Skip to main content

NASA shares music from deep space nebula using data sonification

Each wavelength of light from the nebula is paired with a different group of instruments to create "a symphony of soothing sounds," says NASA

If you've ever wondered what a nebula in deep space might sound like, NASA has come forward to give people an idea, sharing a musical representation of the Butterfly Nebula.

Using data sonification, the US space agency has shared an interpretation of nebula's sound via Instagram, as it moves across space at a speed of more than 966,000kmph. Data sonification involves coverting data to sound.

In NASA's clip, each wavelength of light is paired with a different group of instruments to create a "symphony of soothing sounds," the US space agency said. The "wings" of the nebula are linked to strings and synthetic tones, while the stars are represented by a digital harp.

While the sound in NASA's clip may not replicate exactly what it would be like in space, it is a human reimagining created in order to better understand deep space through music.

The Butterfly Nebula, which is also known as NGC 6302, is located around 2,500 to 3,800 light years away from Earth, in the Scorpius constellation of the Milky Way galaxy. 
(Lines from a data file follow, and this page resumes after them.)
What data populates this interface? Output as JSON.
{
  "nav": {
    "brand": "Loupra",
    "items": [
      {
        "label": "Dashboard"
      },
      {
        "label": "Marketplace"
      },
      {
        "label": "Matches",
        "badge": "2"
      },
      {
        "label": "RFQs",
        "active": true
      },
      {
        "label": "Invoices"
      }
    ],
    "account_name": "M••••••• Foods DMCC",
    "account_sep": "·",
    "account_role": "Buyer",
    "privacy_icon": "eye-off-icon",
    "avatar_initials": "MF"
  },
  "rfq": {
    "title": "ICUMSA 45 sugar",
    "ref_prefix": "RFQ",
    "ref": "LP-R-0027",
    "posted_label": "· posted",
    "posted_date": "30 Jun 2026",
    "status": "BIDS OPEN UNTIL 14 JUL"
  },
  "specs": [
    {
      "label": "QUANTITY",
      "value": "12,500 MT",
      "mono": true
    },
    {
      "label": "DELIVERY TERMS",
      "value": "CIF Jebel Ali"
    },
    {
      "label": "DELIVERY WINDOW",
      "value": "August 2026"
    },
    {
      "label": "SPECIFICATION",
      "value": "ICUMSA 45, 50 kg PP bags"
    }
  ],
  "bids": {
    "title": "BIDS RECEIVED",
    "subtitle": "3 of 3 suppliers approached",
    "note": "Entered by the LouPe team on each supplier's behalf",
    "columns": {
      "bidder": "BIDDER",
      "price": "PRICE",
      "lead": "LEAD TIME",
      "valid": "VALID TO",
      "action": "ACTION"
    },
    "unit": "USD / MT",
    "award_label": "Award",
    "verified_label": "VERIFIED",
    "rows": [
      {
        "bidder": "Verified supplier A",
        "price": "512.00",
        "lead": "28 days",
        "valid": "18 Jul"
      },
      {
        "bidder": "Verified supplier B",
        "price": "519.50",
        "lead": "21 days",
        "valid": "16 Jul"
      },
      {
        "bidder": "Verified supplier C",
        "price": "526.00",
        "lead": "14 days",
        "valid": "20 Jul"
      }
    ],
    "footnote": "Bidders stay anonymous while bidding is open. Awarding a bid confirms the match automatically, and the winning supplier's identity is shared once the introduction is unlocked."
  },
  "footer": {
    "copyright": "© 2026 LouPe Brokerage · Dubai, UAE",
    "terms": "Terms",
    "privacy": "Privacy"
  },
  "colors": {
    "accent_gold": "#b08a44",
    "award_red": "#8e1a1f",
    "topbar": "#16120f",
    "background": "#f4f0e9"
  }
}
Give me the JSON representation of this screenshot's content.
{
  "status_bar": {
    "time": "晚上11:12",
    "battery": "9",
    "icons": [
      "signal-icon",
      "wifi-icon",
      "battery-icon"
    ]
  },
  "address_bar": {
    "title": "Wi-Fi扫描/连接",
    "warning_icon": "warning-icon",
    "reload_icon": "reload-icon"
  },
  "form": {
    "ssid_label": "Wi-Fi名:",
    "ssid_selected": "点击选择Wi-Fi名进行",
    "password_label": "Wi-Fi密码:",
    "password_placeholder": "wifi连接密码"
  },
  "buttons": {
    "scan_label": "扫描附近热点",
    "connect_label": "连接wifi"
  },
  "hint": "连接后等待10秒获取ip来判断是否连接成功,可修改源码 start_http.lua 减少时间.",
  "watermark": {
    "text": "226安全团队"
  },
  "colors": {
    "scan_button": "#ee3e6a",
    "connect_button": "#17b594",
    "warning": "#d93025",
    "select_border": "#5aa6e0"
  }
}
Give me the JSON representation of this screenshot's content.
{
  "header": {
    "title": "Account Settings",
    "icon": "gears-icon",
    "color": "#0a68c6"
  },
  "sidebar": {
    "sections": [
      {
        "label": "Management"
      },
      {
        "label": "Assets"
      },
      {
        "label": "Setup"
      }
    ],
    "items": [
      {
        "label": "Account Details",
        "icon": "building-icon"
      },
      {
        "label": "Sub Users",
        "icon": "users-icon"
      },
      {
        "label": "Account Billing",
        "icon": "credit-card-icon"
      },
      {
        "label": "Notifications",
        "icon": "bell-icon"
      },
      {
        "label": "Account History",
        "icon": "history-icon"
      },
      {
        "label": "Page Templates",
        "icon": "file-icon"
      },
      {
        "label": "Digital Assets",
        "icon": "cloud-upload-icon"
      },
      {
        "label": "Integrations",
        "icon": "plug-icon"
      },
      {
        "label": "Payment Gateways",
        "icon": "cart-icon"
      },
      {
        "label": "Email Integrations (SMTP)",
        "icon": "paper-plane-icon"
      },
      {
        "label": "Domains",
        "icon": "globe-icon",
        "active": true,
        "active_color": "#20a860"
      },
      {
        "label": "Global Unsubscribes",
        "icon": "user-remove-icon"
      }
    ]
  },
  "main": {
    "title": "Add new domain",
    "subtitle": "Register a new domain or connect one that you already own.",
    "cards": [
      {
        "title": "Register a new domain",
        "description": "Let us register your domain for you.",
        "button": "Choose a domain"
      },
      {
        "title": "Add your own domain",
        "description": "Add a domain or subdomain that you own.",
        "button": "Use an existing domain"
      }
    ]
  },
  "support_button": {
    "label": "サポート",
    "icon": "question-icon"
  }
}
Listen to NASA's clip below.

View this post on Instagram

A post shared by NASA (@nasa)